(Photo by Nick Delgado)

The vote stems from a series of incidents in which police Chief Troy Hess either failed to show up for work or failed to complete reports, Mayor Ronnie White said Thursday.

"When he gets a call and doesn't answer and says his phone wasn't working, or didn't show up for work and says his alarm didn't go off," White said.

"It's been over and over and we keep on working with him, but it just isn't working,” he said.

Hess was hired in September 2009 and had served as chief for the past three years.

He was paid $42,000 a year, officials said.

He attended the meeting Thursday and refused to resign before the council voted to terminate him.

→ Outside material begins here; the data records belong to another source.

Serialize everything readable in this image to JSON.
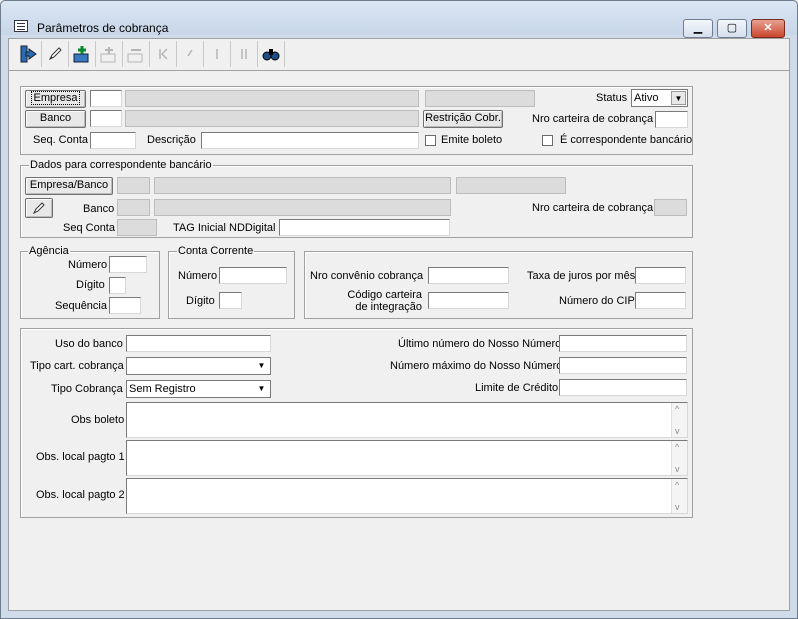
{
  "window": {
    "title": "Parâmetros de cobrança",
    "minimize": "▁",
    "maximize": "▢",
    "close": "✕"
  },
  "toolbar": {
    "icons": [
      "exit-icon",
      "edit-icon",
      "add-icon",
      "add-disabled-icon",
      "remove-disabled-icon",
      "first-icon",
      "prev-icon",
      "next-icon",
      "last-icon",
      "search-icon"
    ]
  },
  "main": {
    "empresa_button": "Empresa",
    "banco_button": "Banco",
    "restricao_button": "Restrição Cobr.",
    "status_label": "Status",
    "status_value": "Ativo",
    "nro_carteira_label": "Nro carteira de cobrança",
    "seq_conta_label": "Seq. Conta",
    "descricao_label": "Descrição",
    "emite_boleto_label": "Emite boleto",
    "correspondente_label": "É correspondente bancário"
  },
  "correspondente": {
    "title": "Dados para correspondente bancário",
    "empresa_banco_button": "Empresa/Banco",
    "banco_label": "Banco",
    "nro_carteira_label": "Nro carteira de cobrança",
    "seq_conta_label": "Seq Conta",
    "tag_label": "TAG Inicial NDDigital"
  },
  "agencia": {
    "title": "Agência",
    "numero_label": "Número",
    "digito_label": "Dígito",
    "sequencia_label": "Sequência"
  },
  "conta_corrente": {
    "title": "Conta Corrente",
    "numero_label": "Número",
    "digito_label": "Dígito"
  },
  "convenio": {
    "nro_convenio_label": "Nro convênio cobrança",
    "codigo_carteira_label_1": "Código carteira",
    "codigo_carteira_label_2": "de integração",
    "taxa_juros_label": "Taxa de juros por mês",
    "numero_cip_label": "Número do CIP"
  },
  "detalhes": {
    "uso_banco_label": "Uso do banco",
    "tipo_cart_label": "Tipo cart. cobrança",
    "tipo_cobranca_label": "Tipo Cobrança",
    "tipo_cobranca_value": "Sem Registro",
    "ultimo_nosso_numero_label": "Último número do Nosso Número",
    "numero_maximo_label": "Número máximo do Nosso Número",
    "limite_credito_label": "Limite de Crédito",
    "obs_boleto_label": "Obs boleto",
    "obs_local1_label": "Obs. local pagto 1",
    "obs_local2_label": "Obs. local pagto 2"
  }
}
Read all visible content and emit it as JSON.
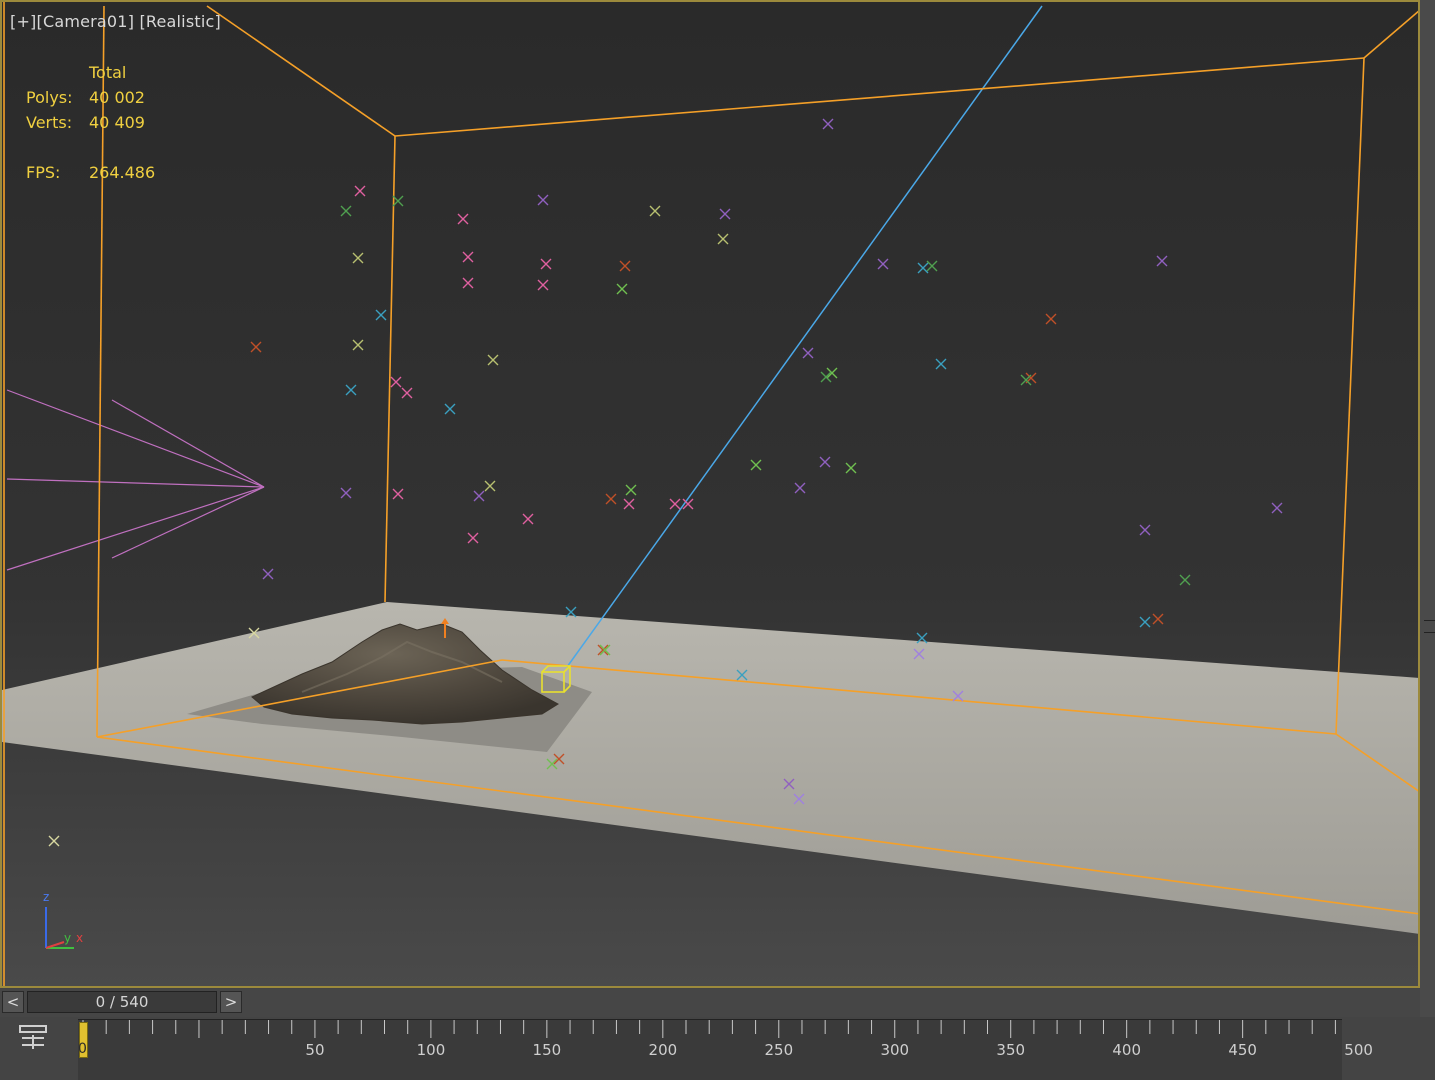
{
  "viewport": {
    "label_plus": "[+]",
    "label_camera": "[Camera01]",
    "label_shading": "[Realistic]",
    "stats": {
      "header": "Total",
      "polys_label": "Polys:",
      "polys_value": "40 002",
      "verts_label": "Verts:",
      "verts_value": "40 409",
      "fps_label": "FPS:",
      "fps_value": "264.486"
    },
    "axis": {
      "z": "z",
      "y": "y",
      "x": "x"
    },
    "colors": {
      "bounding_box": "#f5a028",
      "camera_ray": "#4aa8e8",
      "light_cone": "#c070c0",
      "selection": "#e8e030",
      "ground": "#a8a69e",
      "sky": "#2f2f2f"
    }
  },
  "timebar": {
    "prev_label": "<",
    "next_label": ">",
    "frame_display": "0 / 540"
  },
  "trackbar": {
    "current_frame": "0",
    "labels": [
      "50",
      "100",
      "150",
      "200",
      "250",
      "300",
      "350",
      "400",
      "450",
      "500"
    ]
  }
}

He was not available for comment at the meeting, but later issued a statement through a text message in which he said the mayor’s “interference with the duties of the police department” and ever-changing demands, which aren’t part of written policy, make it “impossible for a police department to do effective police work and investigations.”

“He (the mayor) does not want the patrol car to leave the city and shows up to most calls because he keeps a city radio for personal use,” Hess said in the text.

“The patrol vehicle is also tampered with while it is required to be parked at his private business and residence,” he said.

He declined to comment specifically on the council’s decision to fire him.

"No comment at this time pending possible court litigation,” he texted.

White said the problems started about a year ago.

"Not long ago we signed a deal that if he didn't show up for work next time that he'd be dismissed for a week," he said.

"Then the next time he'd be asked to resign or fired."

White said the city suspended Hess several times over the last few months and then last Monday placed him on indefinite suspension for failure to show progress.

White said Hess also drove the town’s patrol car to part-time jobs outside of the city limits, failed to respond to a domestic disturbance, and did not file paperwork after a recent drug bust.

"He just quit doing what he was supposed to do," he said.

The Bell County Sheriff's Department will to patrol the town until the council hires a replacement," White said.